Epigenetics is the study of how genetic blueprints are turned into proteins, a process called gene expression, and how this process is regulated to create dynamic variations in levels of protein production. Protein production shifts in response to diet, environment, aging, and other factors, and can have a large impact on long-term health. The practice of calorie restriction produces sweeping epigenetic changes for example, leading to significantly longer healthy lives in laboratory animals.
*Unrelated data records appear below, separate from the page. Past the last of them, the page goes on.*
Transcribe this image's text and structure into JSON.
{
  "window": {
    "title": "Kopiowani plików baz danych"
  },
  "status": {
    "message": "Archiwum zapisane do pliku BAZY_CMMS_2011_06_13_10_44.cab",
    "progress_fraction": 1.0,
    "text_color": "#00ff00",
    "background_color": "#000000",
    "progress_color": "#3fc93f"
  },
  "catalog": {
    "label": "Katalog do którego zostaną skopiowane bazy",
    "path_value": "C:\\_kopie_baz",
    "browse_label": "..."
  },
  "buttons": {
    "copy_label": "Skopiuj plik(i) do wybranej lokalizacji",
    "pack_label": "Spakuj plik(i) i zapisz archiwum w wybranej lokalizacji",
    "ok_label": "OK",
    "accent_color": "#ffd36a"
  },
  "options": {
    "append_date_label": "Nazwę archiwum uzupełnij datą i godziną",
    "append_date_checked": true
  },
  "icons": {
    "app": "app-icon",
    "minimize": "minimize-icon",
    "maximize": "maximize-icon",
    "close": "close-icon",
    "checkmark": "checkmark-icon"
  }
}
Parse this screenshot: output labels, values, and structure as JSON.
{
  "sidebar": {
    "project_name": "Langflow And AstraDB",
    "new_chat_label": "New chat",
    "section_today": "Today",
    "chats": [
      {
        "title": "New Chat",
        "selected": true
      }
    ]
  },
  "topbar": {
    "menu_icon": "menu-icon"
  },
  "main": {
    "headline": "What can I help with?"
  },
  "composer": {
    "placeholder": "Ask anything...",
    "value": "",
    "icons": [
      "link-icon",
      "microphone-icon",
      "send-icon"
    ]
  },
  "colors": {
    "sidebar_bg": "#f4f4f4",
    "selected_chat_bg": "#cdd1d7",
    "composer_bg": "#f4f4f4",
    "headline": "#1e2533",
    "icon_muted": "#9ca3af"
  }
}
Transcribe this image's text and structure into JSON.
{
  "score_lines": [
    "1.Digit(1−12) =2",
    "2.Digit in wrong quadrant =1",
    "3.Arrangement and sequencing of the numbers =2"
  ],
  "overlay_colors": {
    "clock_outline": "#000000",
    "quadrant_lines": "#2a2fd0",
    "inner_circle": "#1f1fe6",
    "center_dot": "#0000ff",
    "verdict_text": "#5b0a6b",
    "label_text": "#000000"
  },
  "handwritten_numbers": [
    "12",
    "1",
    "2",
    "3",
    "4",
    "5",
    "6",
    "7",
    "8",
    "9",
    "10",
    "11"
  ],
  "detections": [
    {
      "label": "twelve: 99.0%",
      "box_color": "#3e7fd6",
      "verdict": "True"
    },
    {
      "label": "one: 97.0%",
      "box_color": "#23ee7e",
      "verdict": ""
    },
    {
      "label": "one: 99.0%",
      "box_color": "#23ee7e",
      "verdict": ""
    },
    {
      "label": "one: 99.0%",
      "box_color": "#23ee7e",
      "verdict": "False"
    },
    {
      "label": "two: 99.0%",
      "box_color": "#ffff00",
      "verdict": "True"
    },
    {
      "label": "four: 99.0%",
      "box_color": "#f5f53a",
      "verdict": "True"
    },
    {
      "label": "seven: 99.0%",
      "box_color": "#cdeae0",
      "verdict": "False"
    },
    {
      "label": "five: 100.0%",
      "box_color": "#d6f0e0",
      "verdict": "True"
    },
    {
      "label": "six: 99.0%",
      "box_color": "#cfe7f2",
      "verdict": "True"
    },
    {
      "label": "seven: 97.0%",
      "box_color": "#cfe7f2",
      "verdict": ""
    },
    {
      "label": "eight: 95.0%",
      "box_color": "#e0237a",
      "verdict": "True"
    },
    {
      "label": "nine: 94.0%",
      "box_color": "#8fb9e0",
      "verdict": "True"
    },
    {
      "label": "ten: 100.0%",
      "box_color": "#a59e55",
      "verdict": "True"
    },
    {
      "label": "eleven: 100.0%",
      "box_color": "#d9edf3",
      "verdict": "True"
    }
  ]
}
Here researchers review work on the epigenetics of exercise in humans. Cataloging epigenetic alterations that occur in response to exercise is an early step on the road to trying to reproduce these changes using drugs or other techniques. At some point it will be possible for all of us to have optimal operation of metabolism for long-term health without actually undertaking exercise or calorie restriction or having good genes. But it is worth considering that this outcome is still a long way distant, and the old-fashioned methods of achieving the same goals are free, proven, and presently available to everyone.
Most human phenotypes are influenced by a combination of genomic and environmental factors. Engaging in regular physical exercise prevents many chronic diseases, decreases mortality risk and increases longevity. However, the mechanisms involved are poorly understood. The modulating effect of physical (aerobic and resistance) exercise on gene expression has been known for some time now and has provided us with an understanding of the biological responses to physical exercise.
Emerging research data suggest that epigenetic modifications are extremely important for both development and disease in humans. In the current review, we summarise findings on the effect of exercise on epigenetic modifications and their effects on gene expression. Current research data suggest epigenetic modifications (DNA methylation and histone acetylation) and microRNAs (miRNAs) are responsive to acute aerobic and resistance exercise in brain, blood, skeletal and cardiac muscle, adipose tissue and even buccal cells. Six months of aerobic exercise alters whole-genome DNA methylation in skeletal muscle and adipose tissue and directly influences lipogenesis. Some miRNAs are related to maximal oxygen consumption (VO2max) and VO2max trainability, and are differentially expressed amongst individuals with high and low VO2max.
Remarkably, miRNA expression profiles discriminate between low and high responders to resistance exercise (miR-378, -26a, -29a and -451) and correlate to gains in lean body mass (miR-378). The emerging field of exercise epigenomics is expected to prosper and additional studies may elucidate the clinical relevance of miRNAs and epigenetic modifications, and delineate mechanisms by which exercise confers a healthier phenotype and improves performance.